'A beautifully and lucidly written book of great insights … I have not seen in one volume such clear analysis of the nuanced view of the 'gene' … A valuable book that gives genes a new and accurate meaning and does justice to understanding genetics in a non-reductive [manner] through a systems approach. The clarity, precision and insights are wonderful.'
Sheldon Krimsky - Tufts University, Massachusetts
'… an extremely intellectual and erudite treatment of the history and meaning of genes and genomes. The book is half hard-core genetics and half provocative and fascinating philosophy of science … cogently written, highly informative and genuinely thought-provoking.'
John Avise - University of California
'… it is really marvelous: very clearly written, very thoughtfully structured and marvellously sensitive to the needs of the reader, especially in providing 'take-home message' summaries just when and where they are most welcome. I especially admired the way the author consistently manages to help the reader dial down expectations when faced with hype about genetic tests and the latest 'gene for' discoveries.'
Gregory Radick - University of Leeds
'There is a vast and curious mismatch between what biological science has discovered by empirical investigations on the mechanisms of heredity and the understanding of what appears to be the central concept, that of the gene. Despite careful attempts to show both the nature and the significance of this gap, the scientific media, and public perceptions of the concept, persistently follow a successfully popularized view that is not justified by what we now know. Kampourakis’ book is an excellent attempt to correct the situation … by bringing impressive scholastic skills to tackle the problem, the author has in my view made a very major contribution. The book deserves very wide attention.'
Denis Noble - University of Oxford
'Kampourakis provides an excellent critical analysis of the genetic discourse at the intersection of science and the public, based on the latest scientific findings from genomics and systems biology. The book fills an important gap in the literature in terms of the balance it keeps between accessibility and scientific rigour. It calls for a change in the ways students and the public are told what genes are and what they do, and it does so with compelling persuasiveness. A must-read, packed with convincing empirical material, for educators, journalists and academics who are critical of the usual 'gene for' talk, but do not want to give up on the fascinating insights that the science of genetics provides.'
Staffan Müller-Wille - University of Exeter
'… a wonderfully engaging and pedagogical explanation of difficult concepts in biology … Kampourakis has an incredible feeling for how to strike the balance between biological material and conceptual analysis. … If you are teaching life sciences or engaging in any form of public outreach, this book is a must-read. … Throughout, the material is wonderfully up to date … this important book will help us to explain genetics to our friends, students, and fellow academics.'
Source: Frontiers in Genetics
'… this book addresses the crucial educational and translational science bottlenecks of postgenomics, and delivers on its promise to the readers to move beyond the gene sequence to broader sense making for human genetics and genomics.'

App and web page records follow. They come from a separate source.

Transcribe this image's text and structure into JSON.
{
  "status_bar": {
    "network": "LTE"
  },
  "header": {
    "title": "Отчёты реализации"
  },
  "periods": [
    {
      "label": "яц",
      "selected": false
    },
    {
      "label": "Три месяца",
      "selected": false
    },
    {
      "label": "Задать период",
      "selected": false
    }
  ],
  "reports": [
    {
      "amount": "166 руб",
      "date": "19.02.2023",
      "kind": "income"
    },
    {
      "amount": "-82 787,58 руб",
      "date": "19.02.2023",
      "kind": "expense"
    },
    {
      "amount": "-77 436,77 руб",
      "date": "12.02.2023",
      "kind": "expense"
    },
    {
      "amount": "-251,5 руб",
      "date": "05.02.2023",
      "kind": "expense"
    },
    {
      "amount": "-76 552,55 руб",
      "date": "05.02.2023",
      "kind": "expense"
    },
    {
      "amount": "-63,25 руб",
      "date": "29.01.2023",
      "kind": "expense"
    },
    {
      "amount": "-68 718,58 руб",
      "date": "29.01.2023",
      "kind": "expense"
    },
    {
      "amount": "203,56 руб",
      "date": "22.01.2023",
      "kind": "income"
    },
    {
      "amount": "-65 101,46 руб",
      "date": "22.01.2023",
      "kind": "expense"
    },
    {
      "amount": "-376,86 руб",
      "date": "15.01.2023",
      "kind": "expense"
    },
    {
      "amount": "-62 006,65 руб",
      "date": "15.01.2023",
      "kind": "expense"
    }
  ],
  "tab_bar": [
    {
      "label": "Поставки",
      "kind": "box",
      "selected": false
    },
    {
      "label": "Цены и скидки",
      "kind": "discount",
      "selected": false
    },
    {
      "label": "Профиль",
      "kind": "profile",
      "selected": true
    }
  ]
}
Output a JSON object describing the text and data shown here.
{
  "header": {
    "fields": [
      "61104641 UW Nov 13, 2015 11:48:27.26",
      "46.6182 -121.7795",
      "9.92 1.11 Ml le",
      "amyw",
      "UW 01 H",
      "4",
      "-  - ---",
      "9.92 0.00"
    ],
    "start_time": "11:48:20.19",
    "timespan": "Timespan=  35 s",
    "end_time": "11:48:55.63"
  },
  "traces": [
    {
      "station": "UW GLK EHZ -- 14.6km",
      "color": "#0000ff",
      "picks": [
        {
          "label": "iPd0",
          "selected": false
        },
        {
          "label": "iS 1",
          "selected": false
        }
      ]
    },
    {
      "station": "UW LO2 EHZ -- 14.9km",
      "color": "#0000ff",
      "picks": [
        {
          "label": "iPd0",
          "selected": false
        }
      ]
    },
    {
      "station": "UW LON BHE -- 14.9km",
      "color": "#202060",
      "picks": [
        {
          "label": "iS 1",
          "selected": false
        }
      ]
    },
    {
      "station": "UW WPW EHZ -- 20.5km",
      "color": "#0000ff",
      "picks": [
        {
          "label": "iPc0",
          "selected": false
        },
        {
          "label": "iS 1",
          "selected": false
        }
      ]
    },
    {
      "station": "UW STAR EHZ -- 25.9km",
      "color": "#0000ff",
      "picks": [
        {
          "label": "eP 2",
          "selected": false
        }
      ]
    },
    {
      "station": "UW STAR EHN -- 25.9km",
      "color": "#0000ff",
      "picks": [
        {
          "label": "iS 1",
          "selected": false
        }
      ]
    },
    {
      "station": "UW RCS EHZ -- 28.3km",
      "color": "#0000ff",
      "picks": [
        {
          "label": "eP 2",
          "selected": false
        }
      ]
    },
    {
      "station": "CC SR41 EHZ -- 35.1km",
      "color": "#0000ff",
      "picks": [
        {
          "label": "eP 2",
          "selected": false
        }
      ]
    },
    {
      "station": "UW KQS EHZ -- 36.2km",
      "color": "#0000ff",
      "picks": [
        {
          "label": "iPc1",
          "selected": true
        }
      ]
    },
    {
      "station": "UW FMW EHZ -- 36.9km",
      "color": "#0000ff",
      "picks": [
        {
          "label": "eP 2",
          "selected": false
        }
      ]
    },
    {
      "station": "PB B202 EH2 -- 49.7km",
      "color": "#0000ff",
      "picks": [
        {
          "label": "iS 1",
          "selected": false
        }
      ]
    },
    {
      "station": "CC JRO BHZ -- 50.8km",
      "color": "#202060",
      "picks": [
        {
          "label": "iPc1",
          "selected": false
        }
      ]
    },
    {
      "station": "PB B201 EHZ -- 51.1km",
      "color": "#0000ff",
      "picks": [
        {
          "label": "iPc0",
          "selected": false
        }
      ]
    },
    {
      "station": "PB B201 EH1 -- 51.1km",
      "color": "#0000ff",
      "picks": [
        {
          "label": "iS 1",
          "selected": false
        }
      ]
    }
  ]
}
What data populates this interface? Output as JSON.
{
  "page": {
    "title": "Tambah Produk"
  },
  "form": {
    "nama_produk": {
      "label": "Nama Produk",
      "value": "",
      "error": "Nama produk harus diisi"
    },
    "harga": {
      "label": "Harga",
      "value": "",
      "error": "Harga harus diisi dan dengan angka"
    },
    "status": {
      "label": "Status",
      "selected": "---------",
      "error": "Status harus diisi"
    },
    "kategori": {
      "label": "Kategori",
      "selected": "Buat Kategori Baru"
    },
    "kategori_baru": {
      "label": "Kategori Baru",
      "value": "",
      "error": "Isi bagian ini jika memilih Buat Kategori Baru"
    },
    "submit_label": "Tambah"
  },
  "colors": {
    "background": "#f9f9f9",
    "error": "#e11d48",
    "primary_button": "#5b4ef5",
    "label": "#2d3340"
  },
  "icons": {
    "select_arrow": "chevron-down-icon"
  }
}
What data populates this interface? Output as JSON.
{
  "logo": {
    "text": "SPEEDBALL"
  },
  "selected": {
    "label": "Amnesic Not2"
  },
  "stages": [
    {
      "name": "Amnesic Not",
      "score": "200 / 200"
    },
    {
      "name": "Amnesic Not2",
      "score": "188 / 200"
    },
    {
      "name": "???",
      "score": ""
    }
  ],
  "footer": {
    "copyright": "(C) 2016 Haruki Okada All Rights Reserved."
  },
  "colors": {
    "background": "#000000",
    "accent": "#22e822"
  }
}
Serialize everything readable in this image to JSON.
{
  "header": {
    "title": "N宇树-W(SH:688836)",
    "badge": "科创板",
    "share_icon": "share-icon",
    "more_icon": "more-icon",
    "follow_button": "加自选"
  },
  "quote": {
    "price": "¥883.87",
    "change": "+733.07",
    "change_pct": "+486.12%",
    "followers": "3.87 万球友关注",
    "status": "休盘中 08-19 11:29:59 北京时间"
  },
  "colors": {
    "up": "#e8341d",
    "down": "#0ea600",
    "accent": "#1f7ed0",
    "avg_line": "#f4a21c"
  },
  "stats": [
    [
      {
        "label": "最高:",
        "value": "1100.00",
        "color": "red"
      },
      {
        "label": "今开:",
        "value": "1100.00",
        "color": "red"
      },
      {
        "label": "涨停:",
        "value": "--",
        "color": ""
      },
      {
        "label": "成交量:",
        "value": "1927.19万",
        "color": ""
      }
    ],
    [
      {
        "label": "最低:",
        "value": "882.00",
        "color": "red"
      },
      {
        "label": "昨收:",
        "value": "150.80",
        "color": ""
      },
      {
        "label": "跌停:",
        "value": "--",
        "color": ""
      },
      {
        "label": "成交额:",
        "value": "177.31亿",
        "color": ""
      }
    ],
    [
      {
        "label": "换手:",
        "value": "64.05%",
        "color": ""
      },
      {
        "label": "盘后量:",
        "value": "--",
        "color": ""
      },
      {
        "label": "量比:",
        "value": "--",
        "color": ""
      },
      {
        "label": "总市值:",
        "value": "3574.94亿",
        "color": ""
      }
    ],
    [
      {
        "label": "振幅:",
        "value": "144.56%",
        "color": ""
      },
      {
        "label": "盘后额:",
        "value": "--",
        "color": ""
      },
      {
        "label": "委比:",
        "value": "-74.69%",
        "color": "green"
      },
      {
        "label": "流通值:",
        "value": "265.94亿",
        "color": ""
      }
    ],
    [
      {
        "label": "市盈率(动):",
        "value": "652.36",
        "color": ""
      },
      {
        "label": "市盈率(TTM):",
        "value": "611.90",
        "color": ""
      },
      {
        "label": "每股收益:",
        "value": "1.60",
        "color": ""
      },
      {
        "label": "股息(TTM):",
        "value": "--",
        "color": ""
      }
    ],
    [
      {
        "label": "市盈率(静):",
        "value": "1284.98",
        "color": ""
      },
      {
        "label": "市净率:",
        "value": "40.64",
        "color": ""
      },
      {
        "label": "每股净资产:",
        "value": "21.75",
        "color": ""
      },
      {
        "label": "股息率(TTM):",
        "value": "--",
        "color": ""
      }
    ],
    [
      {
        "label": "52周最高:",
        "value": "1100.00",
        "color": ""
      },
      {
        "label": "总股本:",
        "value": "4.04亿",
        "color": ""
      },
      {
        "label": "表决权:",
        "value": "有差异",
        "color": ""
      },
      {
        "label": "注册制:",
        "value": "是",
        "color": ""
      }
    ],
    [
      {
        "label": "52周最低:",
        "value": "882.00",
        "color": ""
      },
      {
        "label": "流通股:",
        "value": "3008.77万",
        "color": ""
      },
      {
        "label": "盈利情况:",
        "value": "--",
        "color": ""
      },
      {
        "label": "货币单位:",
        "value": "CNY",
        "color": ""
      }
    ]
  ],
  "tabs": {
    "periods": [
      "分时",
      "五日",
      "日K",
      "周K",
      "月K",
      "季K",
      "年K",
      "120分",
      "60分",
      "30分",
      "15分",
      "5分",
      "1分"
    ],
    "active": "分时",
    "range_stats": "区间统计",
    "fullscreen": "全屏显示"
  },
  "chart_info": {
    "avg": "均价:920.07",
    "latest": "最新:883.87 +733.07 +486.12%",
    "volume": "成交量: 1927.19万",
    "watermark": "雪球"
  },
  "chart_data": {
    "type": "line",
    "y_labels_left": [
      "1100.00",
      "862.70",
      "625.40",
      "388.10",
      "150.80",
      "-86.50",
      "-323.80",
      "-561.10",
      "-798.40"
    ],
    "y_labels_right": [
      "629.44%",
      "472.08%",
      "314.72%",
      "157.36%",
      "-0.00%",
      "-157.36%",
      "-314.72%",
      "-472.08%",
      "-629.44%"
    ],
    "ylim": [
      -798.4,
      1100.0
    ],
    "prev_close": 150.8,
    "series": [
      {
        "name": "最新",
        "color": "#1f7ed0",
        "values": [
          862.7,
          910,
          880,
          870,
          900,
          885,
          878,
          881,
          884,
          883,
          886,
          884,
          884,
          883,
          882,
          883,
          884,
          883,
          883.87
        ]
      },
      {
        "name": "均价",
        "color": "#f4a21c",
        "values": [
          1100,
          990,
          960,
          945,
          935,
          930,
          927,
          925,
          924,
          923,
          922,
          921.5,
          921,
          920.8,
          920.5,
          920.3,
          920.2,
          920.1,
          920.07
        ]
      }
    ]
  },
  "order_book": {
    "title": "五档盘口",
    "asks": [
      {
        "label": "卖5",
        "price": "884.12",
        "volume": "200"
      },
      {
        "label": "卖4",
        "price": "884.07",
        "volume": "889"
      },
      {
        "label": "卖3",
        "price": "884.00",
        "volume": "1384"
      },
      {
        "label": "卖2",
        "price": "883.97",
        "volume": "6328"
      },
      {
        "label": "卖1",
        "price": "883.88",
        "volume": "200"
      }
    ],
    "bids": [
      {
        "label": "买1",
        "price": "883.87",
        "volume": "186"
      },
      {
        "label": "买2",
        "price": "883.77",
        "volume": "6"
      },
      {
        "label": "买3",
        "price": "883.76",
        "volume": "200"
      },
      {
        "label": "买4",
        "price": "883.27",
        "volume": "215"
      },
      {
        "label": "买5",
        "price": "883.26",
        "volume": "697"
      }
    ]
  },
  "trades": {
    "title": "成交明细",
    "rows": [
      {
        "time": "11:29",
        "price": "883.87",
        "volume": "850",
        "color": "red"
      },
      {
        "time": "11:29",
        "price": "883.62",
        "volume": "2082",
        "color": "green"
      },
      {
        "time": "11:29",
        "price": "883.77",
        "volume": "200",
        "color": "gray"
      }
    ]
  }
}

George P. Patrinos
Source: OMICS: A Journal of Integrative Biology
'Kampourakis describes concisely how the late 20th century saw a revision in our view of what a gene really is. … [He] comes down hard on the hype surrounding 'decoding the book of life', as well as [those] who did not understand the relationship between DNA sequences and complex characters. … [the book] provides a useful companion to biology undergraduates and the interested layperson will find it informative in its critique of naïve genetic determinism. I would certainly recommend it.'
Charalambos P. Kyriacou
'Making Sense of Genes is a useful and informative refresher and reminder that, for the public, sense can be made of genes if geneticists are clear about concepts and contexts, and realistic about interpretations and implications of their research.'
John R. True
Source: The Quarterly Review of Biology
'Making Sense of Genes is an elegantly written book containing many refreshing insights about how the notion of the gene was developed in the late 19th century and how it is used and misused today. … Rather than depending on facile metaphors for gene function ('blueprints', 'programs') like most other popular treatments of biology, the author, Kostas Kampourakis, deftly deconstructs them, showing why they have been adopted, but how they mislead. He convincingly shows that while the notion that there are genes 'for' specific characters, such as height or aggressive behavior, is based on multiple misconceptions, the idea of genes 'for' some diseases, including metabolic disorders and cancers, may have some merit, even though strict causation is rarely straightforward.'